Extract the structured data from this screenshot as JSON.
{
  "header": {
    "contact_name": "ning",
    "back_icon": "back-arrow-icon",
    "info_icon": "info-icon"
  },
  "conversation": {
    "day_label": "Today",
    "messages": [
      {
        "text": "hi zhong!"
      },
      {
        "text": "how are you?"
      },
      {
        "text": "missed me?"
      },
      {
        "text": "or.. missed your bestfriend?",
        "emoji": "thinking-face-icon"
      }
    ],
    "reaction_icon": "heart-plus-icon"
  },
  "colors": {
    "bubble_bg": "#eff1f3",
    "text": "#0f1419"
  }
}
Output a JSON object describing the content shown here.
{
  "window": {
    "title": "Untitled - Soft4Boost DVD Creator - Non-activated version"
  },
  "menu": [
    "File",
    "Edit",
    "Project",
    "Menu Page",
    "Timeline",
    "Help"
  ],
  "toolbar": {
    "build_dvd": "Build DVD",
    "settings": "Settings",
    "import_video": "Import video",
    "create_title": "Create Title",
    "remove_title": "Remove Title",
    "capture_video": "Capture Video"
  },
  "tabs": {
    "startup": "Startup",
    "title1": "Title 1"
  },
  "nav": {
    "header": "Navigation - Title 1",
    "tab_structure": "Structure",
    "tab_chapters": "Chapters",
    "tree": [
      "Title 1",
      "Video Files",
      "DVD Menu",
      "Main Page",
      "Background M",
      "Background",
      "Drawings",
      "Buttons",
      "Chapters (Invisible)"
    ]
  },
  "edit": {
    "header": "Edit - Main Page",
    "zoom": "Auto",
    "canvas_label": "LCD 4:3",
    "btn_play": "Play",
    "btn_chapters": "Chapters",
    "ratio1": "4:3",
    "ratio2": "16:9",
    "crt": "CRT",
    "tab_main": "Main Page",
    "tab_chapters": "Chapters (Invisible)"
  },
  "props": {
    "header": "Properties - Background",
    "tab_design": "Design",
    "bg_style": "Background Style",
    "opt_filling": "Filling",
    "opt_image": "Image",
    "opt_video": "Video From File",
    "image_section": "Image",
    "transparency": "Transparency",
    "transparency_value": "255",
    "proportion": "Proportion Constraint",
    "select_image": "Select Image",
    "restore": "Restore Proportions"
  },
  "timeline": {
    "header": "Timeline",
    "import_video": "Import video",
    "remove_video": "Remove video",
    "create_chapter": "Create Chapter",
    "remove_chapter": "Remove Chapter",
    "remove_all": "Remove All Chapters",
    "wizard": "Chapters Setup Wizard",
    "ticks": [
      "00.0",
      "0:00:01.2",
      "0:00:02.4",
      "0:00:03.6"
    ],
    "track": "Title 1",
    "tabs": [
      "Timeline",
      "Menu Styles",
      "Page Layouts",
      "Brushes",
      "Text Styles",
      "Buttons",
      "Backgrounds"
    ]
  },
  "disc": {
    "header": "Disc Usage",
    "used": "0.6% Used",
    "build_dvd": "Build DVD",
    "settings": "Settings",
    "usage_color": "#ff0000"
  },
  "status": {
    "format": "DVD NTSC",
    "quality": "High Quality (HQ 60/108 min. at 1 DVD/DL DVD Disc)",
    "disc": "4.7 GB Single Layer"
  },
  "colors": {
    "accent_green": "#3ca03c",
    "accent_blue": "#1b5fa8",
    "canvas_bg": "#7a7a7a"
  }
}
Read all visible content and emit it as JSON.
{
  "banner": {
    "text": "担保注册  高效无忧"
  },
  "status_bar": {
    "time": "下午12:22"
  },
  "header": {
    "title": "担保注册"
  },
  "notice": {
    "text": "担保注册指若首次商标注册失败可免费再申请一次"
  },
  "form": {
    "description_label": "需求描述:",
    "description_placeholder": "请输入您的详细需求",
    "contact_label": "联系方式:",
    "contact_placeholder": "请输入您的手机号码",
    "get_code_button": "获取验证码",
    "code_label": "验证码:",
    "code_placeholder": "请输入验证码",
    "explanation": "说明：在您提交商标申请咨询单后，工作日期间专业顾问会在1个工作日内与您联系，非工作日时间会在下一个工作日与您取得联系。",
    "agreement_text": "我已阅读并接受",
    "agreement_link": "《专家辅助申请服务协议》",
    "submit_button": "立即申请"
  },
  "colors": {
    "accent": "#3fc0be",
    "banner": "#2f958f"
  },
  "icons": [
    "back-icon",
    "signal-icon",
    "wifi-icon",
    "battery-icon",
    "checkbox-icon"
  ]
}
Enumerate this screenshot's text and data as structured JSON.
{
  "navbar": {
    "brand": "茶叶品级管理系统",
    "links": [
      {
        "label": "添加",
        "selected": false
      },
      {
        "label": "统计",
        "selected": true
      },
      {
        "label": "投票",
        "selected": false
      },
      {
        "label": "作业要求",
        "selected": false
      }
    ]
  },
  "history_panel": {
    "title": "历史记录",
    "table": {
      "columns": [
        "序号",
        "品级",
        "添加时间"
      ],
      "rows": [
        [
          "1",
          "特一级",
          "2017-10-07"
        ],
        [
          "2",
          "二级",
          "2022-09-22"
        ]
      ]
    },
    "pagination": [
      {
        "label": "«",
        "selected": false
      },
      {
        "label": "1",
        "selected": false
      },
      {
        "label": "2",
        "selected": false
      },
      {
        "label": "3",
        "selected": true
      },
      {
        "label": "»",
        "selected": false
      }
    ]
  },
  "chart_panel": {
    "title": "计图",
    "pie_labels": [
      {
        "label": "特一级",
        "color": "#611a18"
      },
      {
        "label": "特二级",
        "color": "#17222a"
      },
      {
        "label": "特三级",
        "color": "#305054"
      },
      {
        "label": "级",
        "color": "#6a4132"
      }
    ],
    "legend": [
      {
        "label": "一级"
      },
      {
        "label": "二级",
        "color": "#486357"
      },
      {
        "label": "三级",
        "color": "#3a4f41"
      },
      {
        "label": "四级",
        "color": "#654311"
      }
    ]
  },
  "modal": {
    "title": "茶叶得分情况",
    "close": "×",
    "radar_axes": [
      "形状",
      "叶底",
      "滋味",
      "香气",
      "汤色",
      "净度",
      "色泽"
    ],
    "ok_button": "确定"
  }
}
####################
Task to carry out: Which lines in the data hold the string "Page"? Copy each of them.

Solution for this task:
    "Menu Page",
      "Main Page",
    "header": "Edit - Main Page",
    "tab_main": "Main Page",
      "Page Layouts",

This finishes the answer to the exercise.